======== SUPPLIED RECORDS ========

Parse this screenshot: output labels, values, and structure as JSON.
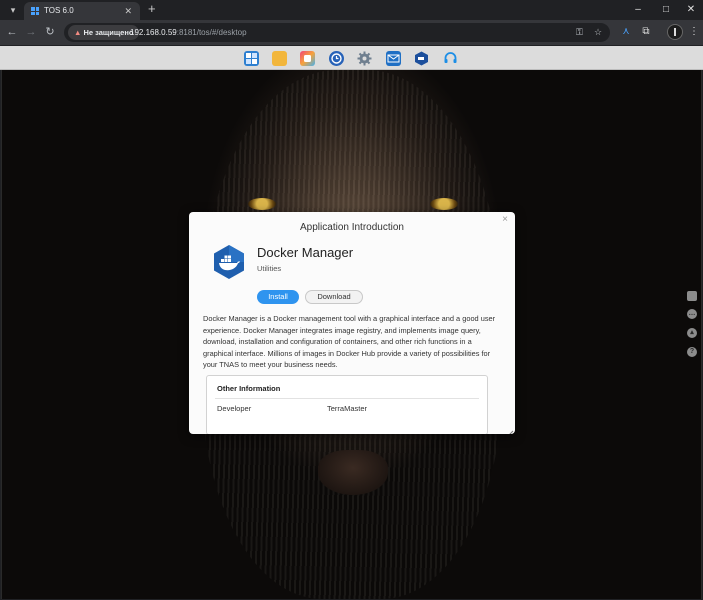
{
  "browser": {
    "tab_title": "TOS 6.0",
    "tab_close": "✕",
    "new_tab": "+",
    "security_label": "Не защищено",
    "url_host": "192.168.0.59",
    "url_rest": ":8181/tos/#/desktop",
    "window_minimize": "–",
    "window_maximize": "□",
    "window_close": "✕"
  },
  "dock": {
    "icons": [
      "desktop-icon",
      "folder-icon",
      "app-center-icon",
      "clock-icon",
      "settings-gear-icon",
      "mail-icon",
      "docker-icon",
      "support-headset-icon"
    ],
    "colors": {
      "blue": "#2d7fd0",
      "folder": "#f2b63c",
      "accent": "#2f94ef"
    }
  },
  "side_icons": [
    "monitor-icon",
    "chat-icon",
    "bell-icon",
    "help-icon"
  ],
  "dialog": {
    "title": "Application Introduction",
    "close": "×",
    "app_name": "Docker Manager",
    "category": "Utilities",
    "install_label": "Install",
    "download_label": "Download",
    "description": "Docker Manager is a Docker management tool with a graphical interface and a good user experience. Docker Manager integrates image registry, and implements image query, download, installation and configuration of containers, and other rich functions in a graphical interface. Millions of images in Docker Hub provide a variety of possibilities for your TNAS to meet your business needs.",
    "other_info": {
      "heading": "Other Information",
      "rows": [
        {
          "key": "Developer",
          "value": "TerraMaster"
        }
      ]
    }
  }
}
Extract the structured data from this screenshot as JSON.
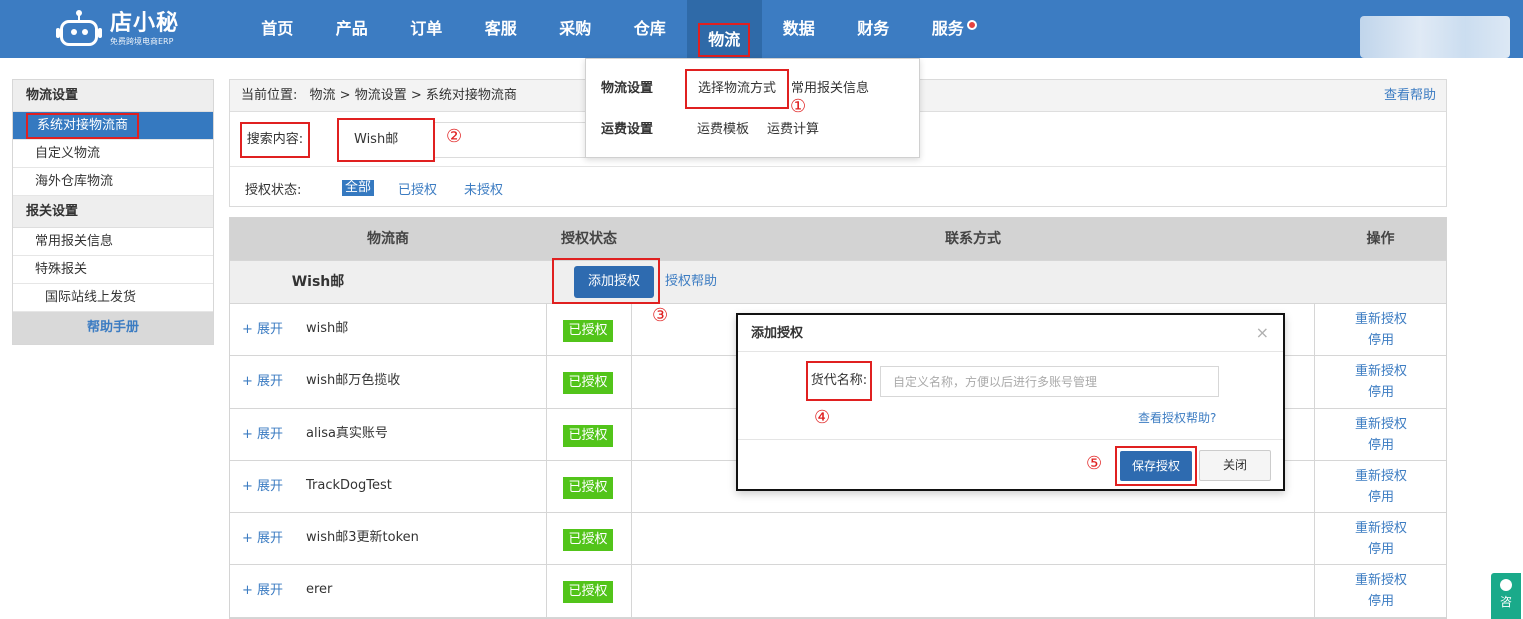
{
  "brand": {
    "name": "店小秘",
    "tagline": "免费跨境电商ERP"
  },
  "nav": {
    "items": [
      "首页",
      "产品",
      "订单",
      "客服",
      "采购",
      "仓库",
      "物流",
      "数据",
      "财务",
      "服务"
    ],
    "active": "物流"
  },
  "sidebar": {
    "sections": [
      {
        "title": "物流设置",
        "items": [
          "系统对接物流商",
          "自定义物流",
          "海外仓库物流"
        ]
      },
      {
        "title": "报关设置",
        "items": [
          "常用报关信息",
          "特殊报关",
          "国际站线上发货"
        ]
      }
    ],
    "help": "帮助手册"
  },
  "breadcrumb": {
    "prefix": "当前位置:",
    "path": "物流 > 物流设置 > 系统对接物流商",
    "help": "查看帮助"
  },
  "search": {
    "label": "搜索内容:",
    "value": "Wish邮"
  },
  "auth_filter": {
    "label": "授权状态:",
    "options": [
      "全部",
      "已授权",
      "未授权"
    ]
  },
  "table": {
    "headers": [
      "物流商",
      "授权状态",
      "联系方式",
      "操作"
    ],
    "group": {
      "name": "Wish邮",
      "add_button": "添加授权",
      "help_link": "授权帮助"
    },
    "expand_label": "+ 展开",
    "rows": [
      {
        "name": "wish邮",
        "status": "已授权",
        "op1": "重新授权",
        "op2": "停用"
      },
      {
        "name": "wish邮万色揽收",
        "status": "已授权",
        "op1": "重新授权",
        "op2": "停用"
      },
      {
        "name": "alisa真实账号",
        "status": "已授权",
        "op1": "重新授权",
        "op2": "停用"
      },
      {
        "name": "TrackDogTest",
        "status": "已授权",
        "op1": "重新授权",
        "op2": "停用"
      },
      {
        "name": "wish邮3更新token",
        "status": "已授权",
        "op1": "重新授权",
        "op2": "停用"
      },
      {
        "name": "erer",
        "status": "已授权",
        "op1": "重新授权",
        "op2": "停用"
      }
    ]
  },
  "dropdown": {
    "row1": {
      "head": "物流设置",
      "links": [
        "选择物流方式",
        "常用报关信息"
      ]
    },
    "row2": {
      "head": "运费设置",
      "links": [
        "运费模板",
        "运费计算"
      ]
    }
  },
  "modal": {
    "title": "添加授权",
    "close": "×",
    "field_label": "货代名称:",
    "placeholder": "自定义名称，方便以后进行多账号管理",
    "help_link": "查看授权帮助?",
    "save": "保存授权",
    "cancel": "关闭"
  },
  "steps": [
    "①",
    "②",
    "③",
    "④",
    "⑤"
  ],
  "consult": {
    "label": "咨"
  },
  "colors": {
    "header": "#3c7cc2",
    "accent": "#2e6bb0",
    "authorized": "#52c41a",
    "highlight": "#e02020"
  }
}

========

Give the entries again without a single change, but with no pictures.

ANSWER TO THIS EXERCISE:
Parse this screenshot: output labels, values, and structure as JSON.
{
  "browser": {
    "tab_title": "TOS 6.0",
    "tab_close": "✕",
    "new_tab": "+",
    "security_label": "Не защищено",
    "url_host": "192.168.0.59",
    "url_rest": ":8181/tos/#/desktop",
    "window_minimize": "–",
    "window_maximize": "□",
    "window_close": "✕"
  },
  "dock": {
    "icons": [
      "desktop-icon",
      "folder-icon",
      "app-center-icon",
      "clock-icon",
      "settings-gear-icon",
      "mail-icon",
      "docker-icon",
      "support-headset-icon"
    ],
    "colors": {
      "blue": "#2d7fd0",
      "folder": "#f2b63c",
      "accent": "#2f94ef"
    }
  },
  "side_icons": [
    "monitor-icon",
    "chat-icon",
    "bell-icon",
    "help-icon"
  ],
  "dialog": {
    "title": "Application Introduction",
    "close": "×",
    "app_name": "Docker Manager",
    "category": "Utilities",
    "install_label": "Install",
    "download_label": "Download",
    "description": "Docker Manager is a Docker management tool with a graphical interface and a good user experience. Docker Manager integrates image registry, and implements image query, download, installation and configuration of containers, and other rich functions in a graphical interface. Millions of images in Docker Hub provide a variety of possibilities for your TNAS to meet your business needs.",
    "other_info": {
      "heading": "Other Information",
      "rows": [
        {
          "key": "Developer",
          "value": "TerraMaster"
        }
      ]
    }
  }
}
Extract the structured data from this screenshot as JSON.
{
  "brand": {
    "name": "店小秘",
    "tagline": "免费跨境电商ERP"
  },
  "nav": {
    "items": [
      "首页",
      "产品",
      "订单",
      "客服",
      "采购",
      "仓库",
      "物流",
      "数据",
      "财务",
      "服务"
    ],
    "active": "物流"
  },
  "sidebar": {
    "sections": [
      {
        "title": "物流设置",
        "items": [
          "系统对接物流商",
          "自定义物流",
          "海外仓库物流"
        ]
      },
      {
        "title": "报关设置",
        "items": [
          "常用报关信息",
          "特殊报关",
          "国际站线上发货"
        ]
      }
    ],
    "help": "帮助手册"
  },
  "breadcrumb": {
    "prefix": "当前位置:",
    "path": "物流 > 物流设置 > 系统对接物流商",
    "help": "查看帮助"
  },
  "search": {
    "label": "搜索内容:",
    "value": "Wish邮"
  },
  "auth_filter": {
    "label": "授权状态:",
    "options": [
      "全部",
      "已授权",
      "未授权"
    ]
  },
  "table": {
    "headers": [
      "物流商",
      "授权状态",
      "联系方式",
      "操作"
    ],
    "group": {
      "name": "Wish邮",
      "add_button": "添加授权",
      "help_link": "授权帮助"
    },
    "expand_label": "+ 展开",
    "rows": [
      {
        "name": "wish邮",
        "status": "已授权",
        "op1": "重新授权",
        "op2": "停用"
      },
      {
        "name": "wish邮万色揽收",
        "status": "已授权",
        "op1": "重新授权",
        "op2": "停用"
      },
      {
        "name": "alisa真实账号",
        "status": "已授权",
        "op1": "重新授权",
        "op2": "停用"
      },
      {
        "name": "TrackDogTest",
        "status": "已授权",
        "op1": "重新授权",
        "op2": "停用"
      },
      {
        "name": "wish邮3更新token",
        "status": "已授权",
        "op1": "重新授权",
        "op2": "停用"
      },
      {
        "name": "erer",
        "status": "已授权",
        "op1": "重新授权",
        "op2": "停用"
      }
    ]
  },
  "dropdown": {
    "row1": {
      "head": "物流设置",
      "links": [
        "选择物流方式",
        "常用报关信息"
      ]
    },
    "row2": {
      "head": "运费设置",
      "links": [
        "运费模板",
        "运费计算"
      ]
    }
  },
  "modal": {
    "title": "添加授权",
    "close": "×",
    "field_label": "货代名称:",
    "placeholder": "自定义名称，方便以后进行多账号管理",
    "help_link": "查看授权帮助?",
    "save": "保存授权",
    "cancel": "关闭"
  },
  "steps": [
    "①",
    "②",
    "③",
    "④",
    "⑤"
  ],
  "consult": {
    "label": "咨"
  },
  "colors": {
    "header": "#3c7cc2",
    "accent": "#2e6bb0",
    "authorized": "#52c41a",
    "highlight": "#e02020"
  }
}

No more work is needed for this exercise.